Editor

(512) 370-1385

Dave Doolittle is editor of Texas Medicine and Texas Medicine Today. Dave grew up in Austin, where he attended culinary school as well as the University of Texas. He spent years covering Central Texas for the Austin American-Statesman newspaper.
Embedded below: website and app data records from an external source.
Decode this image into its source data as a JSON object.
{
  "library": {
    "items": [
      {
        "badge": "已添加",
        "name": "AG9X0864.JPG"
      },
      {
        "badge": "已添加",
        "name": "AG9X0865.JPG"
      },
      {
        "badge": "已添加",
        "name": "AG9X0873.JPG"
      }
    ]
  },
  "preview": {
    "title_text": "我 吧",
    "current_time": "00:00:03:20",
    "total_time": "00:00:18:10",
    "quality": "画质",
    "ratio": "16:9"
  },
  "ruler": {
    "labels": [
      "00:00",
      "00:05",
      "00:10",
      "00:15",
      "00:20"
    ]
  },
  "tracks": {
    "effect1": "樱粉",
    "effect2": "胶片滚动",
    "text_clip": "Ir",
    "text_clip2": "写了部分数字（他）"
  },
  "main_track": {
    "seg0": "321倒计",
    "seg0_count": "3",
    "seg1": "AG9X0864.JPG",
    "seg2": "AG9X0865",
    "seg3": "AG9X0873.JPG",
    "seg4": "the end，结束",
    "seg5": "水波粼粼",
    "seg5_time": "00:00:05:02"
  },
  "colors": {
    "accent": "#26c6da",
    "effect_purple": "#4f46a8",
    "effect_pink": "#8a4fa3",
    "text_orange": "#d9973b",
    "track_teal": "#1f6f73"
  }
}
He is the father of two girls, a proud Longhorn, and an avid motorsports fan.

More stories by David Doolittle